At age 82, Elmer Emrich got so fed up with waiting for the Pentagon to bring his missing son home from Vietnam that on his own he found the site where Roger Emrich's plane crashed.
"We'd just been letting this thing ride along for too long, thinking the government was going to do something about it," Emrich, now 88, said of his remarkable journey to Vietnam in 1991 with Roger's widow.
Emrich's tale was emblematic of the growing frustration at U.S. recovery efforts felt by many of the families of the 2,127 servicemen still listed as missing in action from the Vietnam War, including Army Sergeant Robert F. (Bobby) Preiss Jr. of Queens, New York.
As first detailed by Daily News columnist Jim Dwyer last week, the Preiss family has been told that fragmentary remains found on a remote hillside in Laos were identified through DNA analysis as Bobby's, but a full excavation of the site was not planned until late 1998 at the earliest.
"I don't know if it's the government's fault," said Emrich's widow, Eva, 54, a travel agent in San Diego. "I think they're doing the best they can, but you can get so disgruntled." She said: "There were so many conflicting reports. There was a question of whether or not Roger was a POW, or died at the scene. My father-in-law needed and wanted closure on this, so we just decided to go."
Because the United States had no relations with Vietnam in 1991, the Emrichs arranged through the United Nations to go to Bangkok, where they were given visas by the Vietnamese and flew to Hanoi.
They timed their visit to arrive at what they believed was the crash site on November 17, the date in 1967 when the F4 Phantom jet piloted by Navy Captain William McGrath and carrying radar intercept officer Navy Lieutenant Commander Roger Emrich, 26, was shot down by a missile. It was also Eva's birthday.
The Emrichs said the Vietnamese were extremely cooperative. "I had these maps with coordinates where we thought the plane went down but they told me, 'We don't need your maps; we know where this is,' " said Elmer Emrich, a retired FBI agent.

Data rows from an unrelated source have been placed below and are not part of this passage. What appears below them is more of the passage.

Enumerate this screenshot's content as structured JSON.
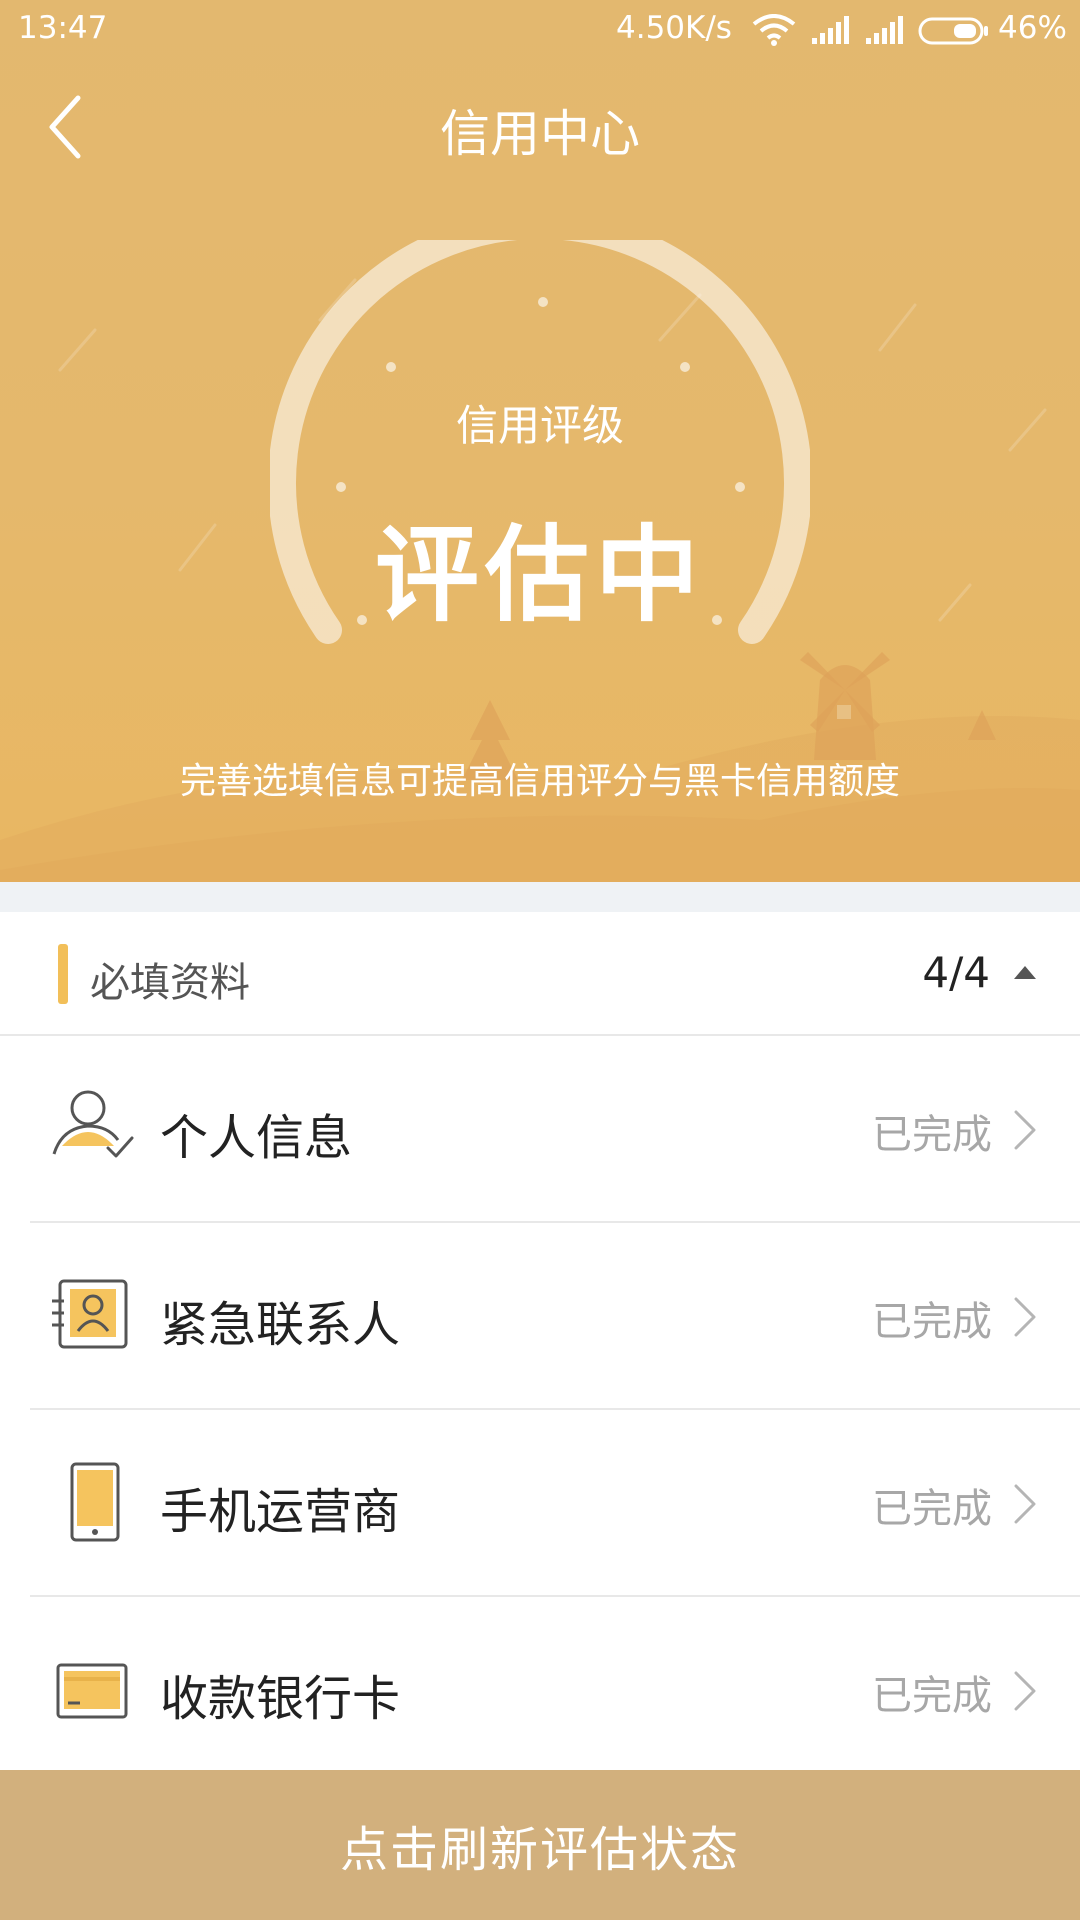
{
  "status_bar": {
    "time": "13:47",
    "network_speed": "4.50K/s",
    "battery_percent": "46%",
    "icons": [
      "wifi-icon",
      "signal-icon",
      "signal-icon",
      "battery-icon"
    ]
  },
  "header": {
    "title": "信用中心",
    "back_icon": "chevron-left-icon"
  },
  "credit": {
    "rating_label": "信用评级",
    "rating_value": "评估中",
    "hint": "完善选填信息可提高信用评分与黑卡信用额度"
  },
  "section": {
    "title": "必填资料",
    "progress": "4/4",
    "toggle_icon": "caret-up-icon"
  },
  "items": [
    {
      "label": "个人信息",
      "status": "已完成",
      "icon": "person-check-icon"
    },
    {
      "label": "紧急联系人",
      "status": "已完成",
      "icon": "contact-card-icon"
    },
    {
      "label": "手机运营商",
      "status": "已完成",
      "icon": "mobile-phone-icon"
    },
    {
      "label": "收款银行卡",
      "status": "已完成",
      "icon": "bank-card-icon"
    }
  ],
  "action": {
    "refresh_label": "点击刷新评估状态"
  },
  "colors": {
    "hero": "#e4b86c",
    "accent": "#f2bf59",
    "button": "#d2b07d",
    "divider_bg": "#eff2f5"
  }
}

With a car and translator provided by the Vietnamese, the Emrichs went to a village about 30 miles southeast of Hanoi, where they found the engines from Roger's plane propped up in front of the town hall as a symbol of local pride. A villager who had seen the plane go down took them to the site in a rice paddy 3 miles away. The spot was grown over, but Eva found a tiny piece of the wreckage to take back to the Pentagon as proof, along with photos of the site.
Still, the Emrichs had to wait until last December before U.S. search teams excavated the site and had a positive identification on Roger's remains. Commander Emrich, a Yale graduate who flew 135 combat missions over Vietnam, will be buried with full military honors at Arlington National Cemetery on May 2.
Ann Mills Griffiths, executive director of the National League of Families of the missing in Vietnam, said the Emrichs are not alone.
"Some of our members are getting so frustrated they're saying 'The heck with it, I'll go on my own' " she said." Unfortunately, they're almost always disappointed. It's not an easy thing to do."
Major Barbara Claypool, with the U.S. Joint Task Force for Full Accounting in Hawaii, said she fully understands the anxiety of the Preiss family. But, she said, the agreement with the Laotians is to search from north to south. The next 40-member search team will go to Kham Muon province late next month for a 30-day stay, and another will go to Savanna Khet province about a month after the Kham Muon team comes out, Claypool said. She said that the site where Bobby Preiss was killed on patrol in 1970 is in Xekong province, two provinces south of Savanna Khet.
"All the families have been waiting for far too long," Claypool said.
From a contemporary press report:
February 25, 1997